The Price of Performance – Activation
This week Alex Price, physiotherapist to the pros, shows us how to maximise your strength and conditioning training through muscle activation
In triathlon there has been much written about WHAT and HOW MANY of each exercise to do, but there has been very little written about the specifics of WHEN to do them in order to maximise benefit.
The timing of strength and stability work is vital, as an athlete will benefit from stress on specific tissues at the correct time to either 1) activate them; 2) fatigue them to build strength and resilience; or 3) rehearse and improve a skill.
These are the three categories I typically split the strength and conditioning work I do with athletes into; Activation, Strength Work and Sill Based Conditioning. I will split this series of blogs into three. This week I will cover the importance of ACTIVATION exercises and their timing.

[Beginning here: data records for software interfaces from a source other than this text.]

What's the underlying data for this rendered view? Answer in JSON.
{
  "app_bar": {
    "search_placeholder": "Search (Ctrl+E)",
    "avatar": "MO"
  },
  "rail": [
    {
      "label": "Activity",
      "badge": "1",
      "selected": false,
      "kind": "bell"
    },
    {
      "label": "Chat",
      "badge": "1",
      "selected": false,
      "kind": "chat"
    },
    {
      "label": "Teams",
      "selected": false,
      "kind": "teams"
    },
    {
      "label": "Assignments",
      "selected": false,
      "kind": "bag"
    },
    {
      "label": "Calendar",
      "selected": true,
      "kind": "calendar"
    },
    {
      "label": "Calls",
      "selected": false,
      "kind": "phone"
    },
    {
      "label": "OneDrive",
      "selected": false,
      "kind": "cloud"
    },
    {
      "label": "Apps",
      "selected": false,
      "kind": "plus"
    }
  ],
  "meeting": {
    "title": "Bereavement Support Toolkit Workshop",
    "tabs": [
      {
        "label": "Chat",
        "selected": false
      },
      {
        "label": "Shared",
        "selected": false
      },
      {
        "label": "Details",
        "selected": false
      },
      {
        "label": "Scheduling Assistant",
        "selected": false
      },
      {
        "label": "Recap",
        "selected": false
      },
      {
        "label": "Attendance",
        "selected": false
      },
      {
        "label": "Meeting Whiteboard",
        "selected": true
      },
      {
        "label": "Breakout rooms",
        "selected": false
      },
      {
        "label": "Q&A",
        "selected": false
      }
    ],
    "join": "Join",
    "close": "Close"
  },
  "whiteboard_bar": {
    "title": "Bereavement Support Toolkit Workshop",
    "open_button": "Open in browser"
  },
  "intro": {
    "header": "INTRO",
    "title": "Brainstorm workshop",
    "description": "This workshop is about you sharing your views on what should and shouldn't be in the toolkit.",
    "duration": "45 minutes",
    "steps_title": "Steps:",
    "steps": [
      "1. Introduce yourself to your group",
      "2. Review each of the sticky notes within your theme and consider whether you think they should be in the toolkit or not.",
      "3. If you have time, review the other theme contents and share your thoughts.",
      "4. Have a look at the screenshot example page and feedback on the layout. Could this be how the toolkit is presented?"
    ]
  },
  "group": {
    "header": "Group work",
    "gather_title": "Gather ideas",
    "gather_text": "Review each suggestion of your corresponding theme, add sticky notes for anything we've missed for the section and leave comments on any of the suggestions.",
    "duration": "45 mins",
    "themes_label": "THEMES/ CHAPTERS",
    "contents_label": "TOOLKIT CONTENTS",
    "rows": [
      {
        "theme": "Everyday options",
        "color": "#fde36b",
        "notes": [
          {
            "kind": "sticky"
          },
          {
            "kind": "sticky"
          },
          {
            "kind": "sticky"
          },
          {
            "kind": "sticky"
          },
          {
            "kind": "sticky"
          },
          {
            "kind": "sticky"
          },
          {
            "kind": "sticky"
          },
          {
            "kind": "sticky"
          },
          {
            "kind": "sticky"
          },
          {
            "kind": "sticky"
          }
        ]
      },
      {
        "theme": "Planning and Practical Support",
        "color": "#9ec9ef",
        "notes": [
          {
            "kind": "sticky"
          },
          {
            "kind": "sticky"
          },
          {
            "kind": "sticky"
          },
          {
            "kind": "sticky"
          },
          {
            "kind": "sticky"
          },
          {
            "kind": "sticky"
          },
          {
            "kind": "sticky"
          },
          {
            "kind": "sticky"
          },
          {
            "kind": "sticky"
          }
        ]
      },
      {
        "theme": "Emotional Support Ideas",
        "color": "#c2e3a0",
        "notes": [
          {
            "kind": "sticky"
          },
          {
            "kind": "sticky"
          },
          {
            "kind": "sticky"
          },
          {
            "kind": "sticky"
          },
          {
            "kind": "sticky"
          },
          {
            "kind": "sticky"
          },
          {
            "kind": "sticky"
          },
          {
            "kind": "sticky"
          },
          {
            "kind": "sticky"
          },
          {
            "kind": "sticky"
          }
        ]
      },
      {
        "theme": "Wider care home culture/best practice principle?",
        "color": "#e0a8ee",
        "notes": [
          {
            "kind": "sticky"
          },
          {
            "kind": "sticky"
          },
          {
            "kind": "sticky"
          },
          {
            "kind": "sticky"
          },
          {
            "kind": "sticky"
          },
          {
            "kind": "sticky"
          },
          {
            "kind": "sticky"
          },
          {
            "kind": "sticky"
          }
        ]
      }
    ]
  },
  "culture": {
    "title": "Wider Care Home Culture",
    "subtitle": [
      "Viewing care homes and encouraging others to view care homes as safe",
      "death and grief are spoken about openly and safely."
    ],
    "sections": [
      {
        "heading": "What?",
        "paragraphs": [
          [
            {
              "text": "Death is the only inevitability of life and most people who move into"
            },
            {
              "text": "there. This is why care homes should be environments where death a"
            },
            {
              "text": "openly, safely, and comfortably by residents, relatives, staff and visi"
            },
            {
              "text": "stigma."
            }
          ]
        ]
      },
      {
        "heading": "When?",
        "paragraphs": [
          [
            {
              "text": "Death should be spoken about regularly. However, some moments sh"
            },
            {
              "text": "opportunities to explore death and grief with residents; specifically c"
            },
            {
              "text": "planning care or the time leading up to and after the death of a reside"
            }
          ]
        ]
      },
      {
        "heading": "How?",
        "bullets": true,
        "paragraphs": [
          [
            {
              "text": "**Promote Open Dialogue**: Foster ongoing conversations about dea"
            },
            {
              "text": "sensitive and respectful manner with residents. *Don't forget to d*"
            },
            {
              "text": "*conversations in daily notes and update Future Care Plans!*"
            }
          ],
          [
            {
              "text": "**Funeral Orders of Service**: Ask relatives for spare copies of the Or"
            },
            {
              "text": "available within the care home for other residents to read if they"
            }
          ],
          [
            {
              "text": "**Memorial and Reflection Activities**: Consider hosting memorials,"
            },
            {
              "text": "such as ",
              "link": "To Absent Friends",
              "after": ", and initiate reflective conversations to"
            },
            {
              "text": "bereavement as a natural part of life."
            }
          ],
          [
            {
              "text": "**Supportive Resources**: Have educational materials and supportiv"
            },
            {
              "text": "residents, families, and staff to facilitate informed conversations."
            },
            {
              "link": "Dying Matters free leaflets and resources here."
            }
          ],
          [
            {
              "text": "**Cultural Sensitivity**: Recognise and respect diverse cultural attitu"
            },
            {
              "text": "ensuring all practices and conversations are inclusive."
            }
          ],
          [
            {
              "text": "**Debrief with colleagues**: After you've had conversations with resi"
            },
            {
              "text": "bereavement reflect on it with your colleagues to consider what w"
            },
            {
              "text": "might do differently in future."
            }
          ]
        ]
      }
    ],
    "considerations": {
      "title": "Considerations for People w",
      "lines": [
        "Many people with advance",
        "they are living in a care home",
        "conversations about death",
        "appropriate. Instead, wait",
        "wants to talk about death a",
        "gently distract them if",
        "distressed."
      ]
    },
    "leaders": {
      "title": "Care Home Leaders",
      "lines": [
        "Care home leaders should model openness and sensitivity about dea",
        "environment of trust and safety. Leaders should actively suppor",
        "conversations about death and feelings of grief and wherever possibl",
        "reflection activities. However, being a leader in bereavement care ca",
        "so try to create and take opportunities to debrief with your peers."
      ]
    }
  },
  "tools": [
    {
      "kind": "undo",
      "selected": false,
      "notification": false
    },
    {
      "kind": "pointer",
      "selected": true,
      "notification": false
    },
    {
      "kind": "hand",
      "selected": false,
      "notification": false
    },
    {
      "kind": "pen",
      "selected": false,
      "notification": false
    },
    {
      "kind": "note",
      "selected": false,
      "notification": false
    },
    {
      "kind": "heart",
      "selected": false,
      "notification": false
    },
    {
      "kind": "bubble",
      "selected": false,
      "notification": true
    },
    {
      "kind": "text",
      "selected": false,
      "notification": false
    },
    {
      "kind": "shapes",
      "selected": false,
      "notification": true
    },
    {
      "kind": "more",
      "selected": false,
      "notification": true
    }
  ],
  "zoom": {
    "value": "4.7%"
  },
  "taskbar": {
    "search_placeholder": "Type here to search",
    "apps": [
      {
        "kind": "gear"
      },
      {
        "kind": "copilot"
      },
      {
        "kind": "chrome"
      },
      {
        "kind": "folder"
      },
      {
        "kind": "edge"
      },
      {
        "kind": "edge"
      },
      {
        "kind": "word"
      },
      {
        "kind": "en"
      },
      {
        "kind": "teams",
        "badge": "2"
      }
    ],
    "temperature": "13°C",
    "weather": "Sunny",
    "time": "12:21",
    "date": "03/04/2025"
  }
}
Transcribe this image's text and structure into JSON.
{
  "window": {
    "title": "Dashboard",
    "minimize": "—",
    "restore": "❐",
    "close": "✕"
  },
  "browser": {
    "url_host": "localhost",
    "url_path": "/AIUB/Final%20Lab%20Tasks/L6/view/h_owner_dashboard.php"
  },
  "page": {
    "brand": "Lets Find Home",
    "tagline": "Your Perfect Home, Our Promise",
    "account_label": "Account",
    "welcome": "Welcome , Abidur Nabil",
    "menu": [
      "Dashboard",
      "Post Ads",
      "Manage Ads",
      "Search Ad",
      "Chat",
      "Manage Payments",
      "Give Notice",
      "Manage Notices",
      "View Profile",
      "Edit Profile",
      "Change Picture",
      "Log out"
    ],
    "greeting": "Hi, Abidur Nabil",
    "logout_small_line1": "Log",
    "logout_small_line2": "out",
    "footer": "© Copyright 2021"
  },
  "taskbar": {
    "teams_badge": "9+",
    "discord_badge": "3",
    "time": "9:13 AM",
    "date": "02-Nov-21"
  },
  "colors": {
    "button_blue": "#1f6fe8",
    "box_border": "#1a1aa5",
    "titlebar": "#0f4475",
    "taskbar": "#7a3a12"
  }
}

Activation exercises are done to ‘wake up’ the correct muscles prior to exercise, encouraging them to work during the training session. By doing these exercises we are also getting the neural pathways (a web of electrical wires to a muscle) working in the correct sequence.
Activation exercises are paramount in switching on the ‘lazy muscles’ such as the core, gluteal muscles, rotator cuffs and other vital stabilising and inhibited muscles which are key to moving and training well.
Ideally the athlete would be assessed and given a small group of specific exercises that they do as part of their warm up that are specific to their individual needs. Then by incorporating them daily they can be hugely effective in correcting imbalances or weakness in an athlete and developing key areas of strength. This means they will be using the correct muscles during the training session, and therefore also getting stronger in key areas as a result of the training session. This will not only help to prevent injury, it will also improve performance through more controlled movement and strength.
Recommendations to get the most from activation work
– If possible get an experienced triathlon physio to assess any individual areas you need to work on as an athlete
– 4–10 reps for each exercise with 2 sets on each side.
– Doing the exercise until you feel very slight fatigue, do not fatigue the muscle, or you will tire your muscles out for the training session.
– Make it a part of your warm up routine. It will then become a habit allowing you to reap the rewards.
Swim specific activation exercises
-Plank – progress to lifting one leg and opposite arm.
-Dumbell/medicine ball pull over – keep back flat.
-Theraband exercises – very good (I recommend stretch cords also)
oExternal and internal rotation – in varied positions of shoulder range
oShoulder extension – taking arms back and squeezing shoulder blades
oCatch position – flat back, mimicking initial swim catch
Ride and Run specific activation exercises
-¼ squat – taking bottom back
-Squat into standing knee and arm drive
Check back over the coming weeks for Alex’s new training blogs or follow him on twitter @apricey10
You can also check out Alex’s video on 5 Triathlon Specific Exercises to Stay Injury Free on triathlon220.com.au